- What to work on -
Which lines of the records contain the word "title"? Show each of them.
───── Extracted data ─────
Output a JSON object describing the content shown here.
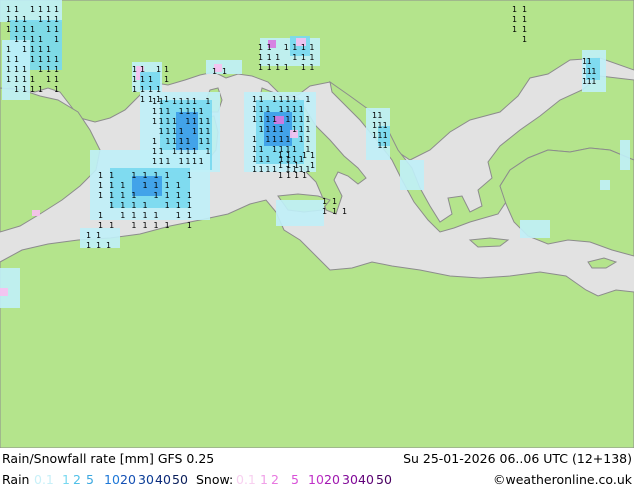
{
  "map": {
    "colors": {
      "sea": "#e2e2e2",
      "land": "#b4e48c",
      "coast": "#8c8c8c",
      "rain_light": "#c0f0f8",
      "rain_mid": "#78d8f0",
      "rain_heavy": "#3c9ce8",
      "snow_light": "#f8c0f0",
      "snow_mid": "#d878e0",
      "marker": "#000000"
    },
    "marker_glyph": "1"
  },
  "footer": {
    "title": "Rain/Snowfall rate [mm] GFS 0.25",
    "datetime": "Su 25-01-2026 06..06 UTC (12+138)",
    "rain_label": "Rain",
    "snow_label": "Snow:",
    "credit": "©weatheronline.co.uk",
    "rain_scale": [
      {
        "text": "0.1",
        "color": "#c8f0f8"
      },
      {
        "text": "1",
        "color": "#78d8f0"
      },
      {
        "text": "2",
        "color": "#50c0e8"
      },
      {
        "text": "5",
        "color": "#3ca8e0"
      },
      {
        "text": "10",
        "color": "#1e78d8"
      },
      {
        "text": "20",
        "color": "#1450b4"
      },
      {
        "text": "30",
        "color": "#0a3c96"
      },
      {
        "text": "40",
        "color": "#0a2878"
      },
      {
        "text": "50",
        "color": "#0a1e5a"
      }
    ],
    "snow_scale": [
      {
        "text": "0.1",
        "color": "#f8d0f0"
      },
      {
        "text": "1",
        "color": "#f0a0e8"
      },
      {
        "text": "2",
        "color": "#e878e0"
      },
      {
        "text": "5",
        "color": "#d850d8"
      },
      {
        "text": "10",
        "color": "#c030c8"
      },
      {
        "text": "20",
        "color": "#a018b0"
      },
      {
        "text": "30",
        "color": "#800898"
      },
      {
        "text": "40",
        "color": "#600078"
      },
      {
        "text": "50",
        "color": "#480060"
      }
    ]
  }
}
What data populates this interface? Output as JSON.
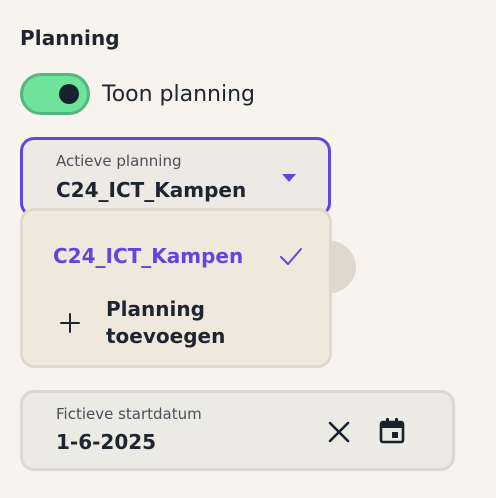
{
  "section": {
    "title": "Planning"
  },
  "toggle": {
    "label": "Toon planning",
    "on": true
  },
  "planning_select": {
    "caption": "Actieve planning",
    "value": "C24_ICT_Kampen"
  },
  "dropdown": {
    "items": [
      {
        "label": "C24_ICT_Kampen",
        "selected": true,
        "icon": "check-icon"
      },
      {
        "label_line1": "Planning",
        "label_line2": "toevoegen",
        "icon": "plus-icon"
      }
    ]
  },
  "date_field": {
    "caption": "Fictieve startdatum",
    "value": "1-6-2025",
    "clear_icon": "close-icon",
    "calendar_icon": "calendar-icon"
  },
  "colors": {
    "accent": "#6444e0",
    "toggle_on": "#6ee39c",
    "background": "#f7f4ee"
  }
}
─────
- Your solution -
    "title": "Rain/Snowfall rate [mm] GFS 0.25",
    "title": "Planning"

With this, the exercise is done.